It would be great if there was no such thing as exams, but for those of us in the formal school system, they are a reality that we have to deal with every year, possibly several times. So... how do we make the most of them, so that they serve some educational purpose? And how do we as teachers really help our students to do well, given that so much judgment about them is based on exam performance?
‘If today we were to meet with Martians, freshly arrived on planet Earth and looking for tips on designing their own education system, what would we suggest?’
The Google engineers and the world’s best linguists had worked extremely hard to develop a new version of Translate that could accommodate the weird Martian language. But they had accomplished the seemingly impossible task, and it had become possible to communicate effortlessly….
We all know why we are teachers and our schools have a very clear Vision and Mission which we all accept. We would like our students to leave school as values-driven, empowered young people, prepared for tertiary studies, and ready to take up a leadership role in society. By working with our students, we hope to transform not only their lives, but also our society.

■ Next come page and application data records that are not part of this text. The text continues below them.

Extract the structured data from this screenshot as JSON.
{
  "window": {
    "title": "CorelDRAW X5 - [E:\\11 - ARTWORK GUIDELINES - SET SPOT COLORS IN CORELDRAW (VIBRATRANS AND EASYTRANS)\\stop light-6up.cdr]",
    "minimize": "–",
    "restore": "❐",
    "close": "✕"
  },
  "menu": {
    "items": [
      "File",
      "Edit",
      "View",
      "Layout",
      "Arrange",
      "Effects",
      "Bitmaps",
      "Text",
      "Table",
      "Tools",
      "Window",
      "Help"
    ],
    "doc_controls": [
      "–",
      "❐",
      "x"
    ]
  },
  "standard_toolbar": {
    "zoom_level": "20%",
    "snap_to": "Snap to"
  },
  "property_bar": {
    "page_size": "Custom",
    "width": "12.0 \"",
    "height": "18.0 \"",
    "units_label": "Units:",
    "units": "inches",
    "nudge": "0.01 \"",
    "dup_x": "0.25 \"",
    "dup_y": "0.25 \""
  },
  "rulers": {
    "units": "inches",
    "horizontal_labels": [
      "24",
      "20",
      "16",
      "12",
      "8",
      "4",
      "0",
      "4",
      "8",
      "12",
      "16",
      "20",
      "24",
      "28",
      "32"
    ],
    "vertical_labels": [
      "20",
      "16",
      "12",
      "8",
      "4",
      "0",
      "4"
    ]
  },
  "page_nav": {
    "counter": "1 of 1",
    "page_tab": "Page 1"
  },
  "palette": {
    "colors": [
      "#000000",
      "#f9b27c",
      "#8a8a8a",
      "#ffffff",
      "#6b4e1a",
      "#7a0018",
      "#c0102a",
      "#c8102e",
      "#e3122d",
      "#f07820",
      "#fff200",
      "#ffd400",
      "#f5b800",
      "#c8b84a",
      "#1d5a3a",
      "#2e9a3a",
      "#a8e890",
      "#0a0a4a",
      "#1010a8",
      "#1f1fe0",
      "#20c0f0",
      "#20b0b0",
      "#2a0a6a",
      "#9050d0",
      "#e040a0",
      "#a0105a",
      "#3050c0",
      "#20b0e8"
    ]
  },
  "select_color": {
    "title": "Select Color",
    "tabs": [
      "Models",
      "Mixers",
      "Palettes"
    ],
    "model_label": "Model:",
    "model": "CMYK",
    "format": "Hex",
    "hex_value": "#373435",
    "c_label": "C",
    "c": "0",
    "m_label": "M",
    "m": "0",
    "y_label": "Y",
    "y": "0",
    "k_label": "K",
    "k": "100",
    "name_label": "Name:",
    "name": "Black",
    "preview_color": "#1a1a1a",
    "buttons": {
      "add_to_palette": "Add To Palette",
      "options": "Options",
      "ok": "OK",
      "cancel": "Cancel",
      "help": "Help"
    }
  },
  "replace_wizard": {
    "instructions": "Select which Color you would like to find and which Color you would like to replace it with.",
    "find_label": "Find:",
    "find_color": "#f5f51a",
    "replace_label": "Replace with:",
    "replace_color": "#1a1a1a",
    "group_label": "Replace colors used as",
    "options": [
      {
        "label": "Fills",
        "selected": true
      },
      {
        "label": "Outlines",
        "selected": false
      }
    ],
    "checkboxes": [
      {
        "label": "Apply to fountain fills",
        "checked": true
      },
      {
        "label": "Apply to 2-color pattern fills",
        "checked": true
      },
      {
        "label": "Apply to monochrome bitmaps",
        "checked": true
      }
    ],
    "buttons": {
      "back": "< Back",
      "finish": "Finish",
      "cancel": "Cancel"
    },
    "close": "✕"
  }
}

So, we all know why we do what we do in the classroom. Isn’t it obvious? It is what we do in the classroom that brings about the transformation we desire in society. Or is it so obvious? Do we have a theory of change?
What is the ONE concept in your subject that students really need to know? Do you teach this concept? How? When? Do you continually link other ideas to this one? We can get stuck in delivering a whole lot of content which, to students, all seems to be of the same importance, and so they end up being confused, bored and swamped with too much information.
One of the fundamentals in education is asking questions and receiving answers. Often the answers can end up being of the GWIT (Guess what I’m thinking) kind, and can be useful for checking superficial understanding. But if we want to promote thinking and deeper learning, we need to ask more searching questions, by raising debatable issues and introducing problems which might not even have answers.